Another Blow to Jim Crow

Twenty-five years have passed since Loyola of Chicago beat Mississippi State in the second round of the NCAA basketball tournament, in East Lansing, Mich., and Joe Dan Gold remains incredulous—not of the score, which was Ramblers 61, Maroons 51, but of the fact that his team played the game at all. Gold, who was the Maroons' captain, says, "It's just mind-boggling to think what we had to do just to play one little basketball game."

On March 2, Mississippi State president Dr. Dean W. Colvard announced that his school's SEC championship team would defy the unwritten code of bigotry that had prohibited Mississippi's segregated universities from competing against schools with integrated rosters—a policy that had cost the Maroons (as State's teams were then known; they're now the Bulldogs) berths in the NCAA tournaments of 1959, '61 and '62. Colvard's decision so enraged powerful segregationists in the state legislature that on March 13, the eve of the Maroons' departure for Michigan, state senator Billy Mitts, a former Mississippi State student body president and cheerleader, obtained a court injunction prohibiting the team from leaving Mississippi.
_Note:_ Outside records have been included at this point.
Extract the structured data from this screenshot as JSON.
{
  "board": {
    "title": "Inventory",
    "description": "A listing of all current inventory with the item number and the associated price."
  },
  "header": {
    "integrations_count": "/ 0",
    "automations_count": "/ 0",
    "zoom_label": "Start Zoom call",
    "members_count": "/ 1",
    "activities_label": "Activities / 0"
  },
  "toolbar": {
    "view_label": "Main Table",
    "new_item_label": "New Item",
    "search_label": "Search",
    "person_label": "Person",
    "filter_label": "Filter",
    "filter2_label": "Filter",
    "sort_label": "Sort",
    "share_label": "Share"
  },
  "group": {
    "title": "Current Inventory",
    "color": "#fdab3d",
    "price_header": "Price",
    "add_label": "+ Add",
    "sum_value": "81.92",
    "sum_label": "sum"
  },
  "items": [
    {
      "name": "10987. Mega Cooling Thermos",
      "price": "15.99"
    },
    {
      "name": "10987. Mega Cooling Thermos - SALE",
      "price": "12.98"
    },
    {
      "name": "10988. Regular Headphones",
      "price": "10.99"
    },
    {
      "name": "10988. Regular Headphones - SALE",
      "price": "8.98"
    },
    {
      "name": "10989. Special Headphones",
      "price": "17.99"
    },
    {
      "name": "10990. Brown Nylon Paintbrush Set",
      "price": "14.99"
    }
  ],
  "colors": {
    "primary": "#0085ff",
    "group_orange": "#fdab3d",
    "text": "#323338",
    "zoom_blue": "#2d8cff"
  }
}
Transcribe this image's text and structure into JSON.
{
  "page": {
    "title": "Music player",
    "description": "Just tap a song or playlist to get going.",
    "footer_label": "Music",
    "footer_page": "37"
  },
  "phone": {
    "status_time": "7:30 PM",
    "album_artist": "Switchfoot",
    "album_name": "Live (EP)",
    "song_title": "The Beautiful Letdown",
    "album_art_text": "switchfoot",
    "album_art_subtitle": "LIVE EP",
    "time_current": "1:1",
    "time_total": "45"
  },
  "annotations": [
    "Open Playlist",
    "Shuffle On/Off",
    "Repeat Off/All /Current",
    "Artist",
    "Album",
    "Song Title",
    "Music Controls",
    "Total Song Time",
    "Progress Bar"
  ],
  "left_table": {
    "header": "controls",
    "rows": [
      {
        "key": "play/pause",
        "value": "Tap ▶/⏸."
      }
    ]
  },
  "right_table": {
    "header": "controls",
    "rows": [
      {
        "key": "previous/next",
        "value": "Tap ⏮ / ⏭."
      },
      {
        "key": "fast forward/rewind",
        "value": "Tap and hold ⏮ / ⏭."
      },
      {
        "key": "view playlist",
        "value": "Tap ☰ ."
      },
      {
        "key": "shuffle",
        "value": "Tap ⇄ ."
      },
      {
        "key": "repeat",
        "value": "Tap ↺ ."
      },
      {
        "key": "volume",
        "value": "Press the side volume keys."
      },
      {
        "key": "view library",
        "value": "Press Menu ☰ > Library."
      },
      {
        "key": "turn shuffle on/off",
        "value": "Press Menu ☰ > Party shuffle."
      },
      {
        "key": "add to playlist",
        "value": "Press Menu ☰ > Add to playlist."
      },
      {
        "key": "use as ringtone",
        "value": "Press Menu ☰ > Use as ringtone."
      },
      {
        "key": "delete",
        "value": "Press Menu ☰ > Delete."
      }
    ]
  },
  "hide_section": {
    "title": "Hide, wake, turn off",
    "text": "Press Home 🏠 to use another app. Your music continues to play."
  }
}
Wade Walker, then Mississippi State's athletic director, recalls that before school officials were formally served with the injunction, Colvard "called us and told us to get out of town." That night Colvard left Starkville, where the school is located, for a previously scheduled speaking engagement in Alabama, while Walker, basketball coach Babe McCarthy and assistant athletic director Ralph (Rabbit) Brown drove across the border to Tennessee.

The next morning a Mississippi State assistant coach, Jerry Simmons, drove to Bryan Field, a private airport in Starkville, and scouted the area for law-enforcement officials. Determining that the coast was clear, he phoned to summon the Maroons from the campus dorm where they were waiting. They flew to Nashville to get Walker, McCarthy and Brown, and then went on to Michigan.

"I felt a lot of remorse and animosity," says Walker, who now does promotional work for the Landmark Land Co. in La Quinta, Calif. "There I was, acting like a fugitive and running from the law because I was doing something I believed was right."

Guard Red Stroud, now the basketball coach at Morton High in Morton, Miss., recalls the loss to Loyola: "We were trying too hard to be too nice. We wanted to show people that we could get along [with the black players]." McCarthy—who died of cancer in 1977—was asked after the game what kind of homecoming he expected in Starkville: "I don't think they're going to shoot us down."

Indeed, the Maroons were welcomed home warmly and without incident, the shrill voices of segregation having been muted. Says guard Aubrey Nichols, now an attorney in Columbus, Miss., "Our game convinced a lot of people that we should have competed earlier."



The pregame handshake was as much a media event as the game itself.